:: TASK INSTRUCTIONS ::
Report, word for word, every line of the material that contains "Save".

:: DATA UNDER STUDY ::

*** Block opens ***

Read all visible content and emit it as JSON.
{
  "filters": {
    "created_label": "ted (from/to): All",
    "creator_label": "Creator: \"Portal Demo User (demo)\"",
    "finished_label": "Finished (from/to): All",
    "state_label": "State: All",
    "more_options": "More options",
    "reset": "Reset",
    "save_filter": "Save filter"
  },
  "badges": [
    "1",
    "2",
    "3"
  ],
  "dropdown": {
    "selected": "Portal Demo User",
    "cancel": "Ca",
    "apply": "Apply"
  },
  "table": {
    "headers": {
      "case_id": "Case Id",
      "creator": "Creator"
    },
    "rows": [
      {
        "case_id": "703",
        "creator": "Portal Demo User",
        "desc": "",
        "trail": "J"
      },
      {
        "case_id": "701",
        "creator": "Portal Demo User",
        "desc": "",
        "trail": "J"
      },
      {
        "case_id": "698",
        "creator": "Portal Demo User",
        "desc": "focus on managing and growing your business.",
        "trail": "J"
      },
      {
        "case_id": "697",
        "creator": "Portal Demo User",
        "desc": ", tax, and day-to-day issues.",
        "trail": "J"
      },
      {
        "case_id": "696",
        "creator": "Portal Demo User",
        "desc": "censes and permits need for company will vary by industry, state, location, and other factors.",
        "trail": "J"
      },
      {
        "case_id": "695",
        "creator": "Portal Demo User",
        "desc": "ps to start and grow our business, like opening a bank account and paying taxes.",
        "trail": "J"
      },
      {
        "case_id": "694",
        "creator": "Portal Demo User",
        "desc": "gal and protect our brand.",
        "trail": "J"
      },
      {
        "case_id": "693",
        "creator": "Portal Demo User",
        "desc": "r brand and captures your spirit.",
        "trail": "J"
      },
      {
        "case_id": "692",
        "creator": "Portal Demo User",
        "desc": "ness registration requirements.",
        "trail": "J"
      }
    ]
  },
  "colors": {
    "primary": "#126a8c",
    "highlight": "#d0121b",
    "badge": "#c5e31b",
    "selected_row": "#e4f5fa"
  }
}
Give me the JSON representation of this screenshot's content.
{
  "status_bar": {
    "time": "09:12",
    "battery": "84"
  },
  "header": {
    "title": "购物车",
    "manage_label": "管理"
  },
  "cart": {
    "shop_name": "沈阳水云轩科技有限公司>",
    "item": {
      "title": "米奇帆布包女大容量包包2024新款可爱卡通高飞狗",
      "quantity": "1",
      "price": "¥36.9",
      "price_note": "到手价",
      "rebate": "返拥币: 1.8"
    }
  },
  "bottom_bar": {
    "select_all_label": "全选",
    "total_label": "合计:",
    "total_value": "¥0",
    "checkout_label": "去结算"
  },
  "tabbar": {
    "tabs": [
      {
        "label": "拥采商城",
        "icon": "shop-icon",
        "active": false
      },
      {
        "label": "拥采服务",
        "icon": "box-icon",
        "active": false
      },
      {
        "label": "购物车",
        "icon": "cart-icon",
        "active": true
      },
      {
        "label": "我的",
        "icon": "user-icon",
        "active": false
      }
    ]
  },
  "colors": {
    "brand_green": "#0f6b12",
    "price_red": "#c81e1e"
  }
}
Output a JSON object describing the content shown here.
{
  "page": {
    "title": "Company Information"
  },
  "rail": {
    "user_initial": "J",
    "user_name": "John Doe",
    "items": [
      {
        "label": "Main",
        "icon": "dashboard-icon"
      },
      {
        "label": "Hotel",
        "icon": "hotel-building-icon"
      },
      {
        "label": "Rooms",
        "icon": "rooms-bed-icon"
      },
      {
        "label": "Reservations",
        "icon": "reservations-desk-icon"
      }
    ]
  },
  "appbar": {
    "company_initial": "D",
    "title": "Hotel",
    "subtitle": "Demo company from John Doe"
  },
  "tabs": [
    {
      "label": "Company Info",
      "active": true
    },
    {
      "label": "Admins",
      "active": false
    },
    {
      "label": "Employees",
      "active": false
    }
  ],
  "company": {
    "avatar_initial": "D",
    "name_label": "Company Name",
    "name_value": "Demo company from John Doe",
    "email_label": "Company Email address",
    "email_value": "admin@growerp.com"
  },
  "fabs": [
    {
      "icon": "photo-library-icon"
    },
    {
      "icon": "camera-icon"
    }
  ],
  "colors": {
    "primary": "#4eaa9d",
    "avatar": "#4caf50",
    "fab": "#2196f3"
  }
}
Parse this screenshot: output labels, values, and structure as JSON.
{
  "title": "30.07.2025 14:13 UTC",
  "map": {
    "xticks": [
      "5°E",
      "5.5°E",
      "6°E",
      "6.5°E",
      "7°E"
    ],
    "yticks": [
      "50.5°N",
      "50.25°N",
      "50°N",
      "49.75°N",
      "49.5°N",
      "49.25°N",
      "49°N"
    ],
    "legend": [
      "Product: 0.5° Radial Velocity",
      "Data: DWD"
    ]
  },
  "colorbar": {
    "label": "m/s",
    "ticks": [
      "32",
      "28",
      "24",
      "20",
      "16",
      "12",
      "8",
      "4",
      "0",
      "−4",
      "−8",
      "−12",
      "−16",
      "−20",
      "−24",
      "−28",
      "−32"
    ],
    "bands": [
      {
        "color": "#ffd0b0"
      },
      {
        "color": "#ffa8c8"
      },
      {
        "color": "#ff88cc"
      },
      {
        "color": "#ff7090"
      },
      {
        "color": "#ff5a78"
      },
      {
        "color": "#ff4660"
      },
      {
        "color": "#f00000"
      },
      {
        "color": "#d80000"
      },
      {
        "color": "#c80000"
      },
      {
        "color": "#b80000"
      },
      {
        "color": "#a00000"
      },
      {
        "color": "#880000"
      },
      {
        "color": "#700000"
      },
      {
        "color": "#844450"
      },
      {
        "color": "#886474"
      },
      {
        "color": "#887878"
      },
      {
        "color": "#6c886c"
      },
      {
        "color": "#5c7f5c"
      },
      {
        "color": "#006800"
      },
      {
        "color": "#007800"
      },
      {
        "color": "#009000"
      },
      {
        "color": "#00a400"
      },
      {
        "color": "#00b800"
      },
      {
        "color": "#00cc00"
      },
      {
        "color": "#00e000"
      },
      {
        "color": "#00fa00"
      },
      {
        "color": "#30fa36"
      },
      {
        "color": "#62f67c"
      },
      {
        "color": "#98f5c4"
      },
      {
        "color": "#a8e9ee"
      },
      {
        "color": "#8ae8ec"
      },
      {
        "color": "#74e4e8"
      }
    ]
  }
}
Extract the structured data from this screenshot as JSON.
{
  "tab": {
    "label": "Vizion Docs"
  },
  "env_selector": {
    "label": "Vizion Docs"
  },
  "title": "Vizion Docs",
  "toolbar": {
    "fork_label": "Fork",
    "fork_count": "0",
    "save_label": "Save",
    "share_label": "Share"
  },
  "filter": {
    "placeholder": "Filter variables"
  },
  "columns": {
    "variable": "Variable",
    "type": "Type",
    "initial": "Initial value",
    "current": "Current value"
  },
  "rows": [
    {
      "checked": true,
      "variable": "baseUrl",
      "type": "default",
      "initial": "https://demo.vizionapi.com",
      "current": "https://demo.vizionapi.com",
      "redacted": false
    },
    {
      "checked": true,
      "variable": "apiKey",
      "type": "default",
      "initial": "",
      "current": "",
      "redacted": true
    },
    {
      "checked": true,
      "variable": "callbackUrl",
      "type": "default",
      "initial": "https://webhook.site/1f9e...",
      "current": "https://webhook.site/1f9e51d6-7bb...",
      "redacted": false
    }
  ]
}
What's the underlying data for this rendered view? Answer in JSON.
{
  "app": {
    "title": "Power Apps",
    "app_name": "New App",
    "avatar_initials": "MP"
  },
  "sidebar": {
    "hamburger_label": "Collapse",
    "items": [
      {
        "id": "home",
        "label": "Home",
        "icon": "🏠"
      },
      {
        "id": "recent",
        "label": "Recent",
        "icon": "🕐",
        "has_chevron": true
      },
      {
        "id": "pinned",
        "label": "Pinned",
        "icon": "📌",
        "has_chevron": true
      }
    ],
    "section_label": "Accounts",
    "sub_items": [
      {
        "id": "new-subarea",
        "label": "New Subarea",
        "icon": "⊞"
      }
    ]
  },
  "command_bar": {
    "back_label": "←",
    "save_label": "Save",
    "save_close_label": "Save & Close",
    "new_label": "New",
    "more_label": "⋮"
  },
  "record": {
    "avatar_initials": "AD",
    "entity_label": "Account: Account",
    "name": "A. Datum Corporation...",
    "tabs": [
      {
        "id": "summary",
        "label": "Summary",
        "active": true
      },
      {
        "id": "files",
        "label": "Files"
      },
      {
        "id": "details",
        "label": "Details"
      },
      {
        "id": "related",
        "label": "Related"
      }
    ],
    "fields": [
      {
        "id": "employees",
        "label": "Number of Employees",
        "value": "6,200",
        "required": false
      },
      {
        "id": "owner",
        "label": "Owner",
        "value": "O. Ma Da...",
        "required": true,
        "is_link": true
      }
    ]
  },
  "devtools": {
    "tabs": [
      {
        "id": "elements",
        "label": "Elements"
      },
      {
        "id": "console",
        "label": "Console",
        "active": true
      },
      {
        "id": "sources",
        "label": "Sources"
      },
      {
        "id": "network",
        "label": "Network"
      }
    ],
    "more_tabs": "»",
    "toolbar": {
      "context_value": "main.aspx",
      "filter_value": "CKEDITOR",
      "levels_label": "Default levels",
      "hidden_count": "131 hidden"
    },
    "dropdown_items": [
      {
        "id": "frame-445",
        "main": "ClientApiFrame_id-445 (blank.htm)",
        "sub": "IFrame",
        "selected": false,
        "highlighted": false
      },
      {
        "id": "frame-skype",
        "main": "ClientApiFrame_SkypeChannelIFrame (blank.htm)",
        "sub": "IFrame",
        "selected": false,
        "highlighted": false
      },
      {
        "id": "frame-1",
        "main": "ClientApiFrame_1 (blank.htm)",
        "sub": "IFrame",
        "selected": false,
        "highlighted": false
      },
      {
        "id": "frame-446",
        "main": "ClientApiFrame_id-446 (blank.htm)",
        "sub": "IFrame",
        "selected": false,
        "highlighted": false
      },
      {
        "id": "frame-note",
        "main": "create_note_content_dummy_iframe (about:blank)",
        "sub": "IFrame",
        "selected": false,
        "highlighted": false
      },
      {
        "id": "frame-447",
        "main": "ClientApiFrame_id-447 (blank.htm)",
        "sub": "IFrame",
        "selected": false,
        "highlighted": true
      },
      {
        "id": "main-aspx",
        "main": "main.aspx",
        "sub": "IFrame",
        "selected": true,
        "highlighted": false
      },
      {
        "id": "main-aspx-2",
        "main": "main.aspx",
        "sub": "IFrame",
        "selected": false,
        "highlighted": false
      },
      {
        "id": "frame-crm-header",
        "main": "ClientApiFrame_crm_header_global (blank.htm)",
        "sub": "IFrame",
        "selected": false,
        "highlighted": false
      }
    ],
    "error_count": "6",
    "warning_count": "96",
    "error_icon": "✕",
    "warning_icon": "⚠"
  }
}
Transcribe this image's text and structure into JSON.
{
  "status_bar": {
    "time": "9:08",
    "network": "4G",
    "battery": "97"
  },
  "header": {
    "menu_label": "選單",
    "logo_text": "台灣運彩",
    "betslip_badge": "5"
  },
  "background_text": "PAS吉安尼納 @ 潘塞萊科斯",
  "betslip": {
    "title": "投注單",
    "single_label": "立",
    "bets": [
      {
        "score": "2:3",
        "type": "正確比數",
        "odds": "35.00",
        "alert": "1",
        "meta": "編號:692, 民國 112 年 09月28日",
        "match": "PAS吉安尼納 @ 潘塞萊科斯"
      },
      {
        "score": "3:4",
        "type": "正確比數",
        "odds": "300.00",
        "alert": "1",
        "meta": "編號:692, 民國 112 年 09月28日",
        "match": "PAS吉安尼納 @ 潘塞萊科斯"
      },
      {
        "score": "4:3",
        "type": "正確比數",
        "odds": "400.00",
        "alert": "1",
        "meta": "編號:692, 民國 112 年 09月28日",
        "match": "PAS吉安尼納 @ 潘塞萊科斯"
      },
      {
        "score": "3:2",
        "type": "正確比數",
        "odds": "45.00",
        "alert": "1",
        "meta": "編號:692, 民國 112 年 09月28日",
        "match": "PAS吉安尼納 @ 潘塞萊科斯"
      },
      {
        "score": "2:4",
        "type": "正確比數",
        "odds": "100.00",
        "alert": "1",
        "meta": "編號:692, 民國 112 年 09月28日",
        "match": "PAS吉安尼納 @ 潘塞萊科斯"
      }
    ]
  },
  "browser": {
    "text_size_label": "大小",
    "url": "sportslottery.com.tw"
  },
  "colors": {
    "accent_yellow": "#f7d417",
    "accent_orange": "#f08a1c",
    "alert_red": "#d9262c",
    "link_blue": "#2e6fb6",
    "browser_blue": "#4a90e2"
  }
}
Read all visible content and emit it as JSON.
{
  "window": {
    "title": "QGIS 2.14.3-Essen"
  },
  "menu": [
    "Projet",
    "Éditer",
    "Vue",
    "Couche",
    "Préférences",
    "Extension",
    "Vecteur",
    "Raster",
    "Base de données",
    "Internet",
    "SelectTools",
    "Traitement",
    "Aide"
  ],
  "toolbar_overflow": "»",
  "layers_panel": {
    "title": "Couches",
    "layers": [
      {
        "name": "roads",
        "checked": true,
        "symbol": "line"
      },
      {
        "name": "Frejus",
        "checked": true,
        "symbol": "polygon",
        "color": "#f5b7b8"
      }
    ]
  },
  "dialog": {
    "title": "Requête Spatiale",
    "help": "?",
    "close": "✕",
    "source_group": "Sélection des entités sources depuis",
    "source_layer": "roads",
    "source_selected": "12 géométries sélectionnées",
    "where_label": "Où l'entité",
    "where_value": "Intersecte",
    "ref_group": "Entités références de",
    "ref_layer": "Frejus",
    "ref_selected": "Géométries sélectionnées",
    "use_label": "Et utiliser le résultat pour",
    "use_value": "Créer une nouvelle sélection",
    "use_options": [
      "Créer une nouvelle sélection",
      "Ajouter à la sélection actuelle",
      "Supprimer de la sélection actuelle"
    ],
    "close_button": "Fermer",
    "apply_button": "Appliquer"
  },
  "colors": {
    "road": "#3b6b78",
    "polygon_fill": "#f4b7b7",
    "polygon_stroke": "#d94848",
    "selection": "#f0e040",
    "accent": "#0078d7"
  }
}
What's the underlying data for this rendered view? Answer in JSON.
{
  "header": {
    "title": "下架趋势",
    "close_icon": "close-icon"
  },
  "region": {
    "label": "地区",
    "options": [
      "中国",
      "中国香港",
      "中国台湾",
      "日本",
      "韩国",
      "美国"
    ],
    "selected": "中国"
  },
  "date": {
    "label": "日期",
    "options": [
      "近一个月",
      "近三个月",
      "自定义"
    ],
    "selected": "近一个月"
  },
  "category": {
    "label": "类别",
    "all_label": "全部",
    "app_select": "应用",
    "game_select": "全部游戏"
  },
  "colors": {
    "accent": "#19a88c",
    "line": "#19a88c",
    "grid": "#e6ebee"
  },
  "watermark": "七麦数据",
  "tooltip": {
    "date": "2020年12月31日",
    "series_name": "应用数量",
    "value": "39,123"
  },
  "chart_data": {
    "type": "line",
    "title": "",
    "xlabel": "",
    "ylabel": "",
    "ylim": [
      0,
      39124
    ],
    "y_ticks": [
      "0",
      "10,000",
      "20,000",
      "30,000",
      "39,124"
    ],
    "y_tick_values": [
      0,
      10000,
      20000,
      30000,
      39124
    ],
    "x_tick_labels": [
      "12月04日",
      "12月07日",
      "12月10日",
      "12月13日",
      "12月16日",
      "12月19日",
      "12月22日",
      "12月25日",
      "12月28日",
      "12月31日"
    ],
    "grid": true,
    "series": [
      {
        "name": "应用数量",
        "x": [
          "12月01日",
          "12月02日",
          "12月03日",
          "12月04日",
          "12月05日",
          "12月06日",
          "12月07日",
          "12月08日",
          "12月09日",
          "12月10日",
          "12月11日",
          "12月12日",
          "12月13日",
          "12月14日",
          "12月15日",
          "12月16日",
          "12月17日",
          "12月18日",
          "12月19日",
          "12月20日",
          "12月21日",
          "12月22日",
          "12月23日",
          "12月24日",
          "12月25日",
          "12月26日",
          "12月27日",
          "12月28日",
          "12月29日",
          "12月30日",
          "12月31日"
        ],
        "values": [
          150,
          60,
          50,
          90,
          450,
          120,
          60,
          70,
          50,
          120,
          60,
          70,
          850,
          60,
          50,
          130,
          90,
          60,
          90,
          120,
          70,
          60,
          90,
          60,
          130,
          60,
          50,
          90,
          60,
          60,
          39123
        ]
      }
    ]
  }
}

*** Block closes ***

:: RESPONSE TO THIS EXERCISE ::
    "save_filter": "Save filter"
    "save_label": "Save",
    "save_label": "Save",
    "save_close_label": "Save & Close",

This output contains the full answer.